- [ABOUT THIS TASK]: Reproduce the entries exactly as they appear below.

- [RECORDS TO USE]:

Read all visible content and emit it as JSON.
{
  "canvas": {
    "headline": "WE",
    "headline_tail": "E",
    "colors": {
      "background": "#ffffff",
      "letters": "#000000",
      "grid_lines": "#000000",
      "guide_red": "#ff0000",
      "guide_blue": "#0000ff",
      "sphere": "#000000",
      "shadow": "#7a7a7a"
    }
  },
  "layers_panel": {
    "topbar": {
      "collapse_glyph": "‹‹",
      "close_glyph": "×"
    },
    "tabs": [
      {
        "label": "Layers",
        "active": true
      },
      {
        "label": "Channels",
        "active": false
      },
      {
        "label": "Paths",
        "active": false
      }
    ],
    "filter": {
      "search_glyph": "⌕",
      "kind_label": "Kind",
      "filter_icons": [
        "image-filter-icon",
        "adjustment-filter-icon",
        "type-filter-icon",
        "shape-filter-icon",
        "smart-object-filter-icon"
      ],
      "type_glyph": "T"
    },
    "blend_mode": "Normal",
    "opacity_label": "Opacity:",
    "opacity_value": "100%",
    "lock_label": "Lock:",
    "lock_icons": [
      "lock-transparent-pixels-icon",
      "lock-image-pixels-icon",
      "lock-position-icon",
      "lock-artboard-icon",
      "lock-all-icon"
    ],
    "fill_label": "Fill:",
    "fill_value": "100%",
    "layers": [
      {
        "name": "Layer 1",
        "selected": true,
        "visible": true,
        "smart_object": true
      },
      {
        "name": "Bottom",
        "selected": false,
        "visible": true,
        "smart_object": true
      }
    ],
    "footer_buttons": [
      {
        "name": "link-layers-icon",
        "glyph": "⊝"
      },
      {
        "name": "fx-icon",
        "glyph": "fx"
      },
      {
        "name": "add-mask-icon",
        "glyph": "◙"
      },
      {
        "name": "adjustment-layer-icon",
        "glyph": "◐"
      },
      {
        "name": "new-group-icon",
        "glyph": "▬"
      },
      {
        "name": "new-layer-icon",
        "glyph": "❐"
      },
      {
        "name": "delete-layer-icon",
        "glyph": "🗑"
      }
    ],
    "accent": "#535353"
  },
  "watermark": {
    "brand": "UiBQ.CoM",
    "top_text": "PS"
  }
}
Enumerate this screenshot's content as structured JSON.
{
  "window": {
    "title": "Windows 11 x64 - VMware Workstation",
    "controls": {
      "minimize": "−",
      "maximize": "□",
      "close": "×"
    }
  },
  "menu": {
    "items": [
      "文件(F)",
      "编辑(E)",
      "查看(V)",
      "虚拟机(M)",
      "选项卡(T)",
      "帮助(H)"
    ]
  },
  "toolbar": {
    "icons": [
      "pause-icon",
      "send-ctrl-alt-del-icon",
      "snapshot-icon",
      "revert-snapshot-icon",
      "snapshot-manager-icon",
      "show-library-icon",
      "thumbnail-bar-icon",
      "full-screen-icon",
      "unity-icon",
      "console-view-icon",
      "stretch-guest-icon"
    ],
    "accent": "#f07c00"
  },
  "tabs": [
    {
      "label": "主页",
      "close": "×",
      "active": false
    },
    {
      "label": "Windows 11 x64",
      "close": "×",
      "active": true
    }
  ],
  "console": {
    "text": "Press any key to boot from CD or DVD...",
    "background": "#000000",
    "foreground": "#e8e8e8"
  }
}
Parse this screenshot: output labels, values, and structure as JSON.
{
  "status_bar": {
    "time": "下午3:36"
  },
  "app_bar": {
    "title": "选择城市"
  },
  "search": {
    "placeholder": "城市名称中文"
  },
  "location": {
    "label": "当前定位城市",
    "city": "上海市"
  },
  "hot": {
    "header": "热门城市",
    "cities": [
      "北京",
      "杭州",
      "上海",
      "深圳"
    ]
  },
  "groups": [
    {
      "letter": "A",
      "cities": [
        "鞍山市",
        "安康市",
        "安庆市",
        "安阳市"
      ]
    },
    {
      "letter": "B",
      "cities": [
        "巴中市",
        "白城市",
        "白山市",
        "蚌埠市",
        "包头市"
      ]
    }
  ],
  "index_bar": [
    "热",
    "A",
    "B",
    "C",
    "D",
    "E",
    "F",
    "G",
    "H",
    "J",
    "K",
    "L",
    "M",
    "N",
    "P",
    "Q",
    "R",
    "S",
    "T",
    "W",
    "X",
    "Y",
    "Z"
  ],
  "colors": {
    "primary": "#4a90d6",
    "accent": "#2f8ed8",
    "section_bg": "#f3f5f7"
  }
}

- [ANSWER AREA]:
Read all visible content and emit it as JSON.
{
  "canvas": {
    "headline": "WE",
    "headline_tail": "E",
    "colors": {
      "background": "#ffffff",
      "letters": "#000000",
      "grid_lines": "#000000",
      "guide_red": "#ff0000",
      "guide_blue": "#0000ff",
      "sphere": "#000000",
      "shadow": "#7a7a7a"
    }
  },
  "layers_panel": {
    "topbar": {
      "collapse_glyph": "‹‹",
      "close_glyph": "×"
    },
    "tabs": [
      {
        "label": "Layers",
        "active": true
      },
      {
        "label": "Channels",
        "active": false
      },
      {
        "label": "Paths",
        "active": false
      }
    ],
    "filter": {
      "search_glyph": "⌕",
      "kind_label": "Kind",
      "filter_icons": [
        "image-filter-icon",
        "adjustment-filter-icon",
        "type-filter-icon",
        "shape-filter-icon",
        "smart-object-filter-icon"
      ],
      "type_glyph": "T"
    },
    "blend_mode": "Normal",
    "opacity_label": "Opacity:",
    "opacity_value": "100%",
    "lock_label": "Lock:",
    "lock_icons": [
      "lock-transparent-pixels-icon",
      "lock-image-pixels-icon",
      "lock-position-icon",
      "lock-artboard-icon",
      "lock-all-icon"
    ],
    "fill_label": "Fill:",
    "fill_value": "100%",
    "layers": [
      {
        "name": "Layer 1",
        "selected": true,
        "visible": true,
        "smart_object": true
      },
      {
        "name": "Bottom",
        "selected": false,
        "visible": true,
        "smart_object": true
      }
    ],
    "footer_buttons": [
      {
        "name": "link-layers-icon",
        "glyph": "⊝"
      },
      {
        "name": "fx-icon",
        "glyph": "fx"
      },
      {
        "name": "add-mask-icon",
        "glyph": "◙"
      },
      {
        "name": "adjustment-layer-icon",
        "glyph": "◐"
      },
      {
        "name": "new-group-icon",
        "glyph": "▬"
      },
      {
        "name": "new-layer-icon",
        "glyph": "❐"
      },
      {
        "name": "delete-layer-icon",
        "glyph": "🗑"
      }
    ],
    "accent": "#535353"
  },
  "watermark": {
    "brand": "UiBQ.CoM",
    "top_text": "PS"
  }
}
Enumerate this screenshot's content as structured JSON.
{
  "window": {
    "title": "Windows 11 x64 - VMware Workstation",
    "controls": {
      "minimize": "−",
      "maximize": "□",
      "close": "×"
    }
  },
  "menu": {
    "items": [
      "文件(F)",
      "编辑(E)",
      "查看(V)",
      "虚拟机(M)",
      "选项卡(T)",
      "帮助(H)"
    ]
  },
  "toolbar": {
    "icons": [
      "pause-icon",
      "send-ctrl-alt-del-icon",
      "snapshot-icon",
      "revert-snapshot-icon",
      "snapshot-manager-icon",
      "show-library-icon",
      "thumbnail-bar-icon",
      "full-screen-icon",
      "unity-icon",
      "console-view-icon",
      "stretch-guest-icon"
    ],
    "accent": "#f07c00"
  },
  "tabs": [
    {
      "label": "主页",
      "close": "×",
      "active": false
    },
    {
      "label": "Windows 11 x64",
      "close": "×",
      "active": true
    }
  ],
  "console": {
    "text": "Press any key to boot from CD or DVD...",
    "background": "#000000",
    "foreground": "#e8e8e8"
  }
}
Parse this screenshot: output labels, values, and structure as JSON.
{
  "status_bar": {
    "time": "下午3:36"
  },
  "app_bar": {
    "title": "选择城市"
  },
  "search": {
    "placeholder": "城市名称中文"
  },
  "location": {
    "label": "当前定位城市",
    "city": "上海市"
  },
  "hot": {
    "header": "热门城市",
    "cities": [
      "北京",
      "杭州",
      "上海",
      "深圳"
    ]
  },
  "groups": [
    {
      "letter": "A",
      "cities": [
        "鞍山市",
        "安康市",
        "安庆市",
        "安阳市"
      ]
    },
    {
      "letter": "B",
      "cities": [
        "巴中市",
        "白城市",
        "白山市",
        "蚌埠市",
        "包头市"
      ]
    }
  ],
  "index_bar": [
    "热",
    "A",
    "B",
    "C",
    "D",
    "E",
    "F",
    "G",
    "H",
    "J",
    "K",
    "L",
    "M",
    "N",
    "P",
    "Q",
    "R",
    "S",
    "T",
    "W",
    "X",
    "Y",
    "Z"
  ],
  "colors": {
    "primary": "#4a90d6",
    "accent": "#2f8ed8",
    "section_bg": "#f3f5f7"
  }
}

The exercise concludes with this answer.